On a more micro level, the writing can be a little stilted at times, which I found with The Messenger, too. The syntax is just a little jarring now and then. Additionally, the two protagonists, Zale and Valere, are about as one-dimensional as you can possibly imagine. Beyond what you’re given at the start of the game (that they grew up in the same town together, they’re Solstice Warriors, and their best friend is a non-magical boy named Garl) they’re never really given any depth or development. They at least avoid being actively annoying, so there’s that.
As your quest goes on, there are a bunch of side activities to do, although they do take a while to open up. I had a lot of fun completing every collectathon, mini-game, and side quest. There’s fishing, a series of quizzes, hidden rainbow conches to find, music sheets to collect, a whole in-world board game of sorts called Wheels, and a lot more. Some of the side quests only become available after beating the game once, and completing all of those has a special reward.

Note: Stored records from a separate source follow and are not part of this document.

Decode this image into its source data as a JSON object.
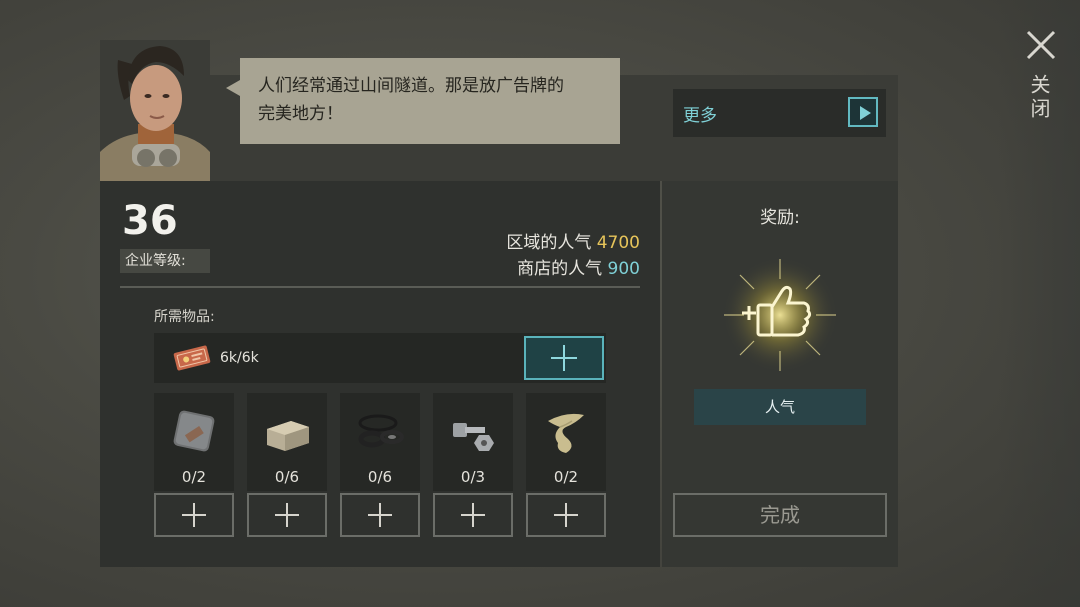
{
  "header": {
    "close_label": "关闭",
    "dialog_text_line1": "人们经常通过山间隧道。那是放广告牌的",
    "dialog_text_line2": "完美地方！",
    "more_label": "更多"
  },
  "company": {
    "level": "36",
    "level_label": "企业等级:",
    "area_popularity_label": "区域的人气",
    "area_popularity_value": "4700",
    "shop_popularity_label": "商店的人气",
    "shop_popularity_value": "900"
  },
  "requirements": {
    "label": "所需物品:",
    "coupon_count": "6k/6k",
    "materials": [
      {
        "icon": "metal-plate-icon",
        "count": "0/2"
      },
      {
        "icon": "stone-block-icon",
        "count": "0/6"
      },
      {
        "icon": "rubber-rings-icon",
        "count": "0/6"
      },
      {
        "icon": "bolt-nut-icon",
        "count": "0/3"
      },
      {
        "icon": "fabric-strip-icon",
        "count": "0/2"
      }
    ]
  },
  "reward": {
    "title": "奖励:",
    "icon": "thumbs-up-plus-icon",
    "type_label": "人气"
  },
  "actions": {
    "complete_label": "完成"
  },
  "colors": {
    "accent_cyan": "#7fd0d6",
    "gold": "#e6c45a"
  }
}
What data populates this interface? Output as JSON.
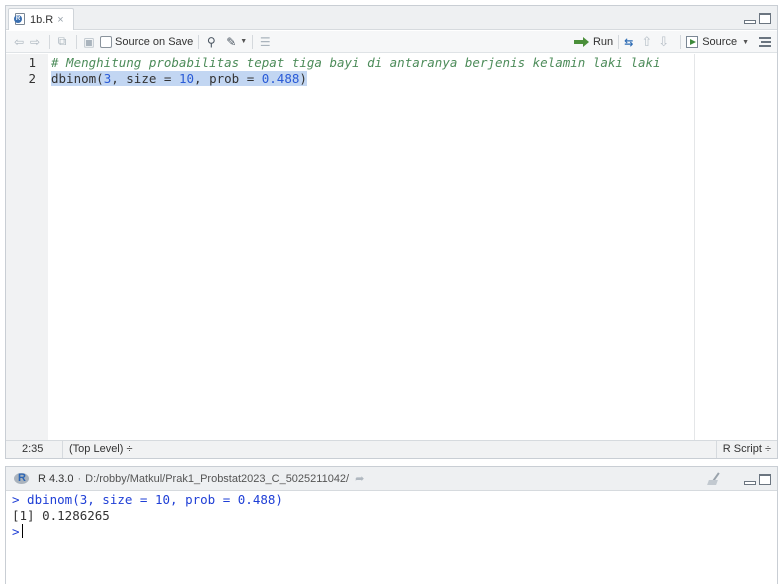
{
  "editor": {
    "tab": {
      "name": "1b.R",
      "close": "×"
    },
    "toolbar": {
      "source_on_save_label": "Source on Save",
      "run_label": "Run",
      "source_label": "Source"
    },
    "lines": {
      "n1": "1",
      "n2": "2",
      "comment": "# Menghitung probabilitas tepat tiga bayi di antaranya berjenis kelamin laki laki",
      "code_fn": "dbinom(",
      "code_n3": "3",
      "code_mid1": ", size = ",
      "code_n10": "10",
      "code_mid2": ", prob = ",
      "code_p": "0.488",
      "code_end": ")"
    },
    "status": {
      "position": "2:35",
      "scope": "(Top Level) ÷",
      "file_type": "R Script ÷"
    }
  },
  "console": {
    "version": "R 4.3.0",
    "separator": "·",
    "path": "D:/robby/Matkul/Prak1_Probstat2023_C_5025211042/",
    "lines": {
      "input": "> dbinom(3, size = 10, prob = 0.488)",
      "output": "[1] 0.1286265",
      "prompt": ">"
    }
  },
  "colors": {
    "comment": "#4d8c5a",
    "selection": "#c2d6f2",
    "number": "#2a5bd7",
    "console_input": "#1f3fd6"
  }
}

The soundtrack is as impressive as it is voluminous. Sea of Stars features a lot of music. Guest Composer Yasunori Mitsuda, known for his work on Chrono Trigger and more recently the Xenoblade Chronicles series, is a wonderful addition here. Many of the tracks feel like they could’ve been ripped directly from an unreleased SNES classic. These nostalgic songs are accompanied by Eric W. Brown’s more punchy, electro tracks like his work on The Messenger. Both styles of music work well together, feeling like the perfect mix of old and new.
Dear reader, you may have noticed that I’ve pointed out a number of different flaws in this review. The inconsistent pacing, the rather bland protagonists, and the repetitive and occasionally frustrating combat. You may also have skipped down below to see the rather high score I’ve given the game and be, understandably, a little confused.
Here’s the thing. For each of these admittedly significant problems, there’s something that offsets them. Yes, the pacing can slow to a crawl at times, but by the time you put down the game, you will have explored a diverse and beautiful world visiting an absurd amount of places each with its own story arc. Yes, Valere and Zale are paper-thin characters, but the other members of your party are delightful, fleshed out, and just super cool, as are the many, many other folks you’ll meet along the way. The combat can indeed feel like a chore at times, but there are also many well-designed boss fights that are the perfect combination of spectacle and challenge.
So, it’s complicated. There were times during the 30 hours or so it took me to complete this game where I felt like I was treading water, or doing busy work. But by the time I’d hit credits and done everything I wanted to do, I couldn’t imagine what more I could ask of Sea of Stars. It so wonderfully achieves its goal of capturing the feeling of playing an SNES RPG classic, while also staying true to Sabotage Studio’s talent for pulling the rug out from under you.
For anyone who has fond memories of sitting cross-legged on the floor, cabled controller in hand, staring intently at a chunky CRT TV playing the likes of Chrono Trigger, Final Fantasy VI, or, in my case, Lufia II: Rise of the Sinistrals, you absolutely owe it to yourself to check out Sea of Stars.
Sea of Stars was reviewed on PS5.